Biogeography of Serpentinite-Powered Microbial Ecosystems
When: June 2, 2014 11AM PDT
Ultramafic rocks formed in the Earth’s mantle and uplifted into the crust represent an immense but poorly described reservoir of carbon. The biological availability of this rock-hosted carbon reservoir is unknown, but the set of geochemical reactions known as serpentinization can mobilize carbon from the subsurface and trigger the growth of dense microbial communities. Serpentinization has the potential to occur on any rocky body in the solar system where liquid water is available, so the biological implications and constraints of these geochemical processes are of fundamental astrobiological interest.
Serpentinite-hosted ecosystems such as the chimney biofilms of the Lost City hydrothermal field can support dense populations of bacteria and archaea fueled by the copious quantities of hydrogen and methane released by serpentinization. Due to its inaccessibility, however, many of the astrobiological implications of Lost City remain unexplored. During my NAI Postdoctoral Fellowship, I worked with an interdisciplinary team of researchers to gain a more generalized perspective of serpentinite-hosted ecosystems. By comparing rocks and fluids collected from serpentinizing ophiolites in California, Canada, and Italy, we are beginning to identify archaea and bacteria who are endemic to actively serpentinizing habitats.

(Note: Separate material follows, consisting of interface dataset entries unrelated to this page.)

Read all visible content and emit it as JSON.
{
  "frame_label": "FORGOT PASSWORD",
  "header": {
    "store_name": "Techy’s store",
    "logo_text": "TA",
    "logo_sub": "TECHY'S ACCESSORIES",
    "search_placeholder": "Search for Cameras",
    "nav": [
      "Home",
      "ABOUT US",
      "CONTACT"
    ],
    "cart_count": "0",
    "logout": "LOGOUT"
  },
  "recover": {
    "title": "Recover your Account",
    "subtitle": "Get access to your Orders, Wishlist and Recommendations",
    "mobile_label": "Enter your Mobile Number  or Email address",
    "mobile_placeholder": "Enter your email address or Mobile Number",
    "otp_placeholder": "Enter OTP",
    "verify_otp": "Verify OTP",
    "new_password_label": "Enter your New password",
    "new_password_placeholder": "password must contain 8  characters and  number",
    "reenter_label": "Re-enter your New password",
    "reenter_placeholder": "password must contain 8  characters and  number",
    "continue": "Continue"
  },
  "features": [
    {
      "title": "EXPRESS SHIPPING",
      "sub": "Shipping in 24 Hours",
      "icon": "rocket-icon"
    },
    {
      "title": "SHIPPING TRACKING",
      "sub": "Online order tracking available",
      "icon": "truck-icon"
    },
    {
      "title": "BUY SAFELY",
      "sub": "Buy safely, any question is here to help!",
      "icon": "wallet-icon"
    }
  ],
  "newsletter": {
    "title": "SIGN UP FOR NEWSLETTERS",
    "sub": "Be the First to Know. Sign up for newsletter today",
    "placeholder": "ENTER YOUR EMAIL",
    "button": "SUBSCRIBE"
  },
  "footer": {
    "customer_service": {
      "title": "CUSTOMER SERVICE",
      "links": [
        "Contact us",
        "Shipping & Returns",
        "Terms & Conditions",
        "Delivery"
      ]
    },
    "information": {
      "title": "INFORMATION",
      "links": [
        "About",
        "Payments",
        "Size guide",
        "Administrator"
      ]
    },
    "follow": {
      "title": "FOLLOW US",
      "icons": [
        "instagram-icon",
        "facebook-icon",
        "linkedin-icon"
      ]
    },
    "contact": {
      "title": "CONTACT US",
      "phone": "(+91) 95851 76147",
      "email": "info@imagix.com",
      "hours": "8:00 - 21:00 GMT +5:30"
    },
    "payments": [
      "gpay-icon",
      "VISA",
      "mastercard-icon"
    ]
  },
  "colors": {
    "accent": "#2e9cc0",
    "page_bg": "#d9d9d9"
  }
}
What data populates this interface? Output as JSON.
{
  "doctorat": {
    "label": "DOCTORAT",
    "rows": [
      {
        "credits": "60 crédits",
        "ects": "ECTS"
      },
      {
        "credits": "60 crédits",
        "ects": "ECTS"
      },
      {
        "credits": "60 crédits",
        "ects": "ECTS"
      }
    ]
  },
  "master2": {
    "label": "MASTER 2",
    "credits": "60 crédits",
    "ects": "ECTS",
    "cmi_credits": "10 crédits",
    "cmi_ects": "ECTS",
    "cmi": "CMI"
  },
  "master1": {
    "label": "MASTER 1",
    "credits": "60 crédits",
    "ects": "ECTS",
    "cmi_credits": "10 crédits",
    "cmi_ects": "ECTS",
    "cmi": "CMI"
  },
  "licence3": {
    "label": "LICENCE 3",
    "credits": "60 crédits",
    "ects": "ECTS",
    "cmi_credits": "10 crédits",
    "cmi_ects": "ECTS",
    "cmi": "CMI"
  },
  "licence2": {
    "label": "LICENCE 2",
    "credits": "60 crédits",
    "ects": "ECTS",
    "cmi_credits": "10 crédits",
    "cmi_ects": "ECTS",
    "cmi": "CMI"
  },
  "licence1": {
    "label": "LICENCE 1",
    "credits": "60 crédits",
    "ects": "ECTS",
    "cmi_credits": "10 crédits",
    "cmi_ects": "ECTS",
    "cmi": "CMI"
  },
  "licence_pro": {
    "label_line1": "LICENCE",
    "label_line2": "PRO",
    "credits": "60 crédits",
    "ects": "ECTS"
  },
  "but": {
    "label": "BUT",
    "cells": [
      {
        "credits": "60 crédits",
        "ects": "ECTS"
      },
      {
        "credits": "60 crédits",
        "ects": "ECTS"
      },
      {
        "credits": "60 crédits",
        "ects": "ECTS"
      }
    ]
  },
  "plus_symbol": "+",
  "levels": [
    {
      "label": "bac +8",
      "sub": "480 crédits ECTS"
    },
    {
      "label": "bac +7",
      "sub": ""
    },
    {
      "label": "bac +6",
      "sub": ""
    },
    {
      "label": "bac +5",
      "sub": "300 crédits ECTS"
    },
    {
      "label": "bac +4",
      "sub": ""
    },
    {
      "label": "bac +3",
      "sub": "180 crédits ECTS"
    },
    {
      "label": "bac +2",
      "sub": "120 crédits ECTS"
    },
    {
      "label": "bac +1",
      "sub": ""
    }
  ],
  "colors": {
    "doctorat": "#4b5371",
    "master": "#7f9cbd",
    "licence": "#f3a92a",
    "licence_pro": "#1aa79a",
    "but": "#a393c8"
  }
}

Moreover, we are making progress in distinguishing organisms who may be directly and solely supported by serpentinization-associated reactions from those who are merely active in shallow, oxic-anoxic transition zones, which may have less astrobiological relevance. More broadly, these efforts have provided an exciting opportunity to develop methodological and intellectual approaches for examining the often paradoxical interactions between rocks and life.